Please print the data that follows, keeping every line exact.

....................

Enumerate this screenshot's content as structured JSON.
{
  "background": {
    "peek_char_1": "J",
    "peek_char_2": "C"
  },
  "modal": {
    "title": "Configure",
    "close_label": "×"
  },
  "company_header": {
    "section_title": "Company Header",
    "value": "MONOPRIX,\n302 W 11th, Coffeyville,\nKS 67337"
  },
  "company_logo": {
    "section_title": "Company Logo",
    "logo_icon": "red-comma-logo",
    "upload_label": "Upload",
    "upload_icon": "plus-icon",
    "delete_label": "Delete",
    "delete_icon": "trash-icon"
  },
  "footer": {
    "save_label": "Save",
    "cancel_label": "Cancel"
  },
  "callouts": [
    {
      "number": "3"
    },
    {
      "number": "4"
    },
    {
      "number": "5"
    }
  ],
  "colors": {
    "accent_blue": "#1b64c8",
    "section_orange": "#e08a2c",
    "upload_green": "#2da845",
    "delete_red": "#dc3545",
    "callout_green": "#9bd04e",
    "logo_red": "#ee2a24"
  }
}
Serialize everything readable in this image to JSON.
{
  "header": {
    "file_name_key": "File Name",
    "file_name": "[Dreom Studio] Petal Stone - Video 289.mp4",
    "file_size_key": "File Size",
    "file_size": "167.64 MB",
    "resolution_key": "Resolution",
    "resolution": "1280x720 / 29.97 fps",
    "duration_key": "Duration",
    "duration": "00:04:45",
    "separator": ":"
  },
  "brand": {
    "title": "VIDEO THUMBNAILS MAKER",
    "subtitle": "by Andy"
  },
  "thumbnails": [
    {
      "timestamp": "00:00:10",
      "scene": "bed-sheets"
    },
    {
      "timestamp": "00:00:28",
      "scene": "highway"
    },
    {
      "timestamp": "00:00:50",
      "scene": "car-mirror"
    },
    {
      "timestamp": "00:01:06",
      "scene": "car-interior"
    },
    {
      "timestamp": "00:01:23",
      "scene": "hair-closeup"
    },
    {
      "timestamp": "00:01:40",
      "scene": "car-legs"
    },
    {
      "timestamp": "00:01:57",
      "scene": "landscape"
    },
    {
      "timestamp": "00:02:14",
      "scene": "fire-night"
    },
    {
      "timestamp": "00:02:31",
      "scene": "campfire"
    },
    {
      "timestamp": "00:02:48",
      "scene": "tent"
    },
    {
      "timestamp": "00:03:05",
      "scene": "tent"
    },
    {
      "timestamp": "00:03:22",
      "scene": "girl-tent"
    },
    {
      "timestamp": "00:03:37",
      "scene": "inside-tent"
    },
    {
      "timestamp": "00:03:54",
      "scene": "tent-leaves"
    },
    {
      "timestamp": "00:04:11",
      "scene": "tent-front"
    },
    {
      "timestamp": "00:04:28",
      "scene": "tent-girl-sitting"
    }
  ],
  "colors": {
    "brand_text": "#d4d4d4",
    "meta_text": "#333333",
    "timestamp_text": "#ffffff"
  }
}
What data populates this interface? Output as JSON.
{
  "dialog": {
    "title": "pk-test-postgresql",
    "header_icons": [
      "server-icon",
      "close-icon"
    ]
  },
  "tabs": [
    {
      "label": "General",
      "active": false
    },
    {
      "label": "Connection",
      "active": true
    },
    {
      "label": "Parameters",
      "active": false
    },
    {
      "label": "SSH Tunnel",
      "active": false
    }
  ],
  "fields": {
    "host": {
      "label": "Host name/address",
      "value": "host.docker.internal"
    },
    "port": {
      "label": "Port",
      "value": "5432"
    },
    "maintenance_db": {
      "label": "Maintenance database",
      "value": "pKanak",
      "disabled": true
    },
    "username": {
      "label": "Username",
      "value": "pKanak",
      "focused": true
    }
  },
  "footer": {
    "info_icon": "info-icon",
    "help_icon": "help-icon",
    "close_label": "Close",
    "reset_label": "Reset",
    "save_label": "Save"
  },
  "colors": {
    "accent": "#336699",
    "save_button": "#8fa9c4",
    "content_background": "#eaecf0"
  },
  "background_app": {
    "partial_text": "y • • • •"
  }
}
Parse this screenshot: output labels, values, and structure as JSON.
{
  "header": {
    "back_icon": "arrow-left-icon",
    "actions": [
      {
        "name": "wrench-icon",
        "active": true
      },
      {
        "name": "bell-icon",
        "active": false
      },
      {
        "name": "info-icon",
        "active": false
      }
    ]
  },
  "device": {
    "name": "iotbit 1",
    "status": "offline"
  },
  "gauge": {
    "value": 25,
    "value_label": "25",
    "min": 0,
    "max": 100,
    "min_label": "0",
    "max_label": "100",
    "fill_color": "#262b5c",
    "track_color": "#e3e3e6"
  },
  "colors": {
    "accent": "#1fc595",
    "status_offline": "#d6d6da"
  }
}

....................

*RESULT OF THIS TASK:*
Enumerate this screenshot's content as structured JSON.
{
  "background": {
    "peek_char_1": "J",
    "peek_char_2": "C"
  },
  "modal": {
    "title": "Configure",
    "close_label": "×"
  },
  "company_header": {
    "section_title": "Company Header",
    "value": "MONOPRIX,\n302 W 11th, Coffeyville,\nKS 67337"
  },
  "company_logo": {
    "section_title": "Company Logo",
    "logo_icon": "red-comma-logo",
    "upload_label": "Upload",
    "upload_icon": "plus-icon",
    "delete_label": "Delete",
    "delete_icon": "trash-icon"
  },
  "footer": {
    "save_label": "Save",
    "cancel_label": "Cancel"
  },
  "callouts": [
    {
      "number": "3"
    },
    {
      "number": "4"
    },
    {
      "number": "5"
    }
  ],
  "colors": {
    "accent_blue": "#1b64c8",
    "section_orange": "#e08a2c",
    "upload_green": "#2da845",
    "delete_red": "#dc3545",
    "callout_green": "#9bd04e",
    "logo_red": "#ee2a24"
  }
}
Serialize everything readable in this image to JSON.
{
  "header": {
    "file_name_key": "File Name",
    "file_name": "[Dreom Studio] Petal Stone - Video 289.mp4",
    "file_size_key": "File Size",
    "file_size": "167.64 MB",
    "resolution_key": "Resolution",
    "resolution": "1280x720 / 29.97 fps",
    "duration_key": "Duration",
    "duration": "00:04:45",
    "separator": ":"
  },
  "brand": {
    "title": "VIDEO THUMBNAILS MAKER",
    "subtitle": "by Andy"
  },
  "thumbnails": [
    {
      "timestamp": "00:00:10",
      "scene": "bed-sheets"
    },
    {
      "timestamp": "00:00:28",
      "scene": "highway"
    },
    {
      "timestamp": "00:00:50",
      "scene": "car-mirror"
    },
    {
      "timestamp": "00:01:06",
      "scene": "car-interior"
    },
    {
      "timestamp": "00:01:23",
      "scene": "hair-closeup"
    },
    {
      "timestamp": "00:01:40",
      "scene": "car-legs"
    },
    {
      "timestamp": "00:01:57",
      "scene": "landscape"
    },
    {
      "timestamp": "00:02:14",
      "scene": "fire-night"
    },
    {
      "timestamp": "00:02:31",
      "scene": "campfire"
    },
    {
      "timestamp": "00:02:48",
      "scene": "tent"
    },
    {
      "timestamp": "00:03:05",
      "scene": "tent"
    },
    {
      "timestamp": "00:03:22",
      "scene": "girl-tent"
    },
    {
      "timestamp": "00:03:37",
      "scene": "inside-tent"
    },
    {
      "timestamp": "00:03:54",
      "scene": "tent-leaves"
    },
    {
      "timestamp": "00:04:11",
      "scene": "tent-front"
    },
    {
      "timestamp": "00:04:28",
      "scene": "tent-girl-sitting"
    }
  ],
  "colors": {
    "brand_text": "#d4d4d4",
    "meta_text": "#333333",
    "timestamp_text": "#ffffff"
  }
}
What data populates this interface? Output as JSON.
{
  "dialog": {
    "title": "pk-test-postgresql",
    "header_icons": [
      "server-icon",
      "close-icon"
    ]
  },
  "tabs": [
    {
      "label": "General",
      "active": false
    },
    {
      "label": "Connection",
      "active": true
    },
    {
      "label": "Parameters",
      "active": false
    },
    {
      "label": "SSH Tunnel",
      "active": false
    }
  ],
  "fields": {
    "host": {
      "label": "Host name/address",
      "value": "host.docker.internal"
    },
    "port": {
      "label": "Port",
      "value": "5432"
    },
    "maintenance_db": {
      "label": "Maintenance database",
      "value": "pKanak",
      "disabled": true
    },
    "username": {
      "label": "Username",
      "value": "pKanak",
      "focused": true
    }
  },
  "footer": {
    "info_icon": "info-icon",
    "help_icon": "help-icon",
    "close_label": "Close",
    "reset_label": "Reset",
    "save_label": "Save"
  },
  "colors": {
    "accent": "#336699",
    "save_button": "#8fa9c4",
    "content_background": "#eaecf0"
  },
  "background_app": {
    "partial_text": "y • • • •"
  }
}
Parse this screenshot: output labels, values, and structure as JSON.
{
  "header": {
    "back_icon": "arrow-left-icon",
    "actions": [
      {
        "name": "wrench-icon",
        "active": true
      },
      {
        "name": "bell-icon",
        "active": false
      },
      {
        "name": "info-icon",
        "active": false
      }
    ]
  },
  "device": {
    "name": "iotbit 1",
    "status": "offline"
  },
  "gauge": {
    "value": 25,
    "value_label": "25",
    "min": 0,
    "max": 100,
    "min_label": "0",
    "max_label": "100",
    "fill_color": "#262b5c",
    "track_color": "#e3e3e6"
  },
  "colors": {
    "accent": "#1fc595",
    "status_offline": "#d6d6da"
  }
}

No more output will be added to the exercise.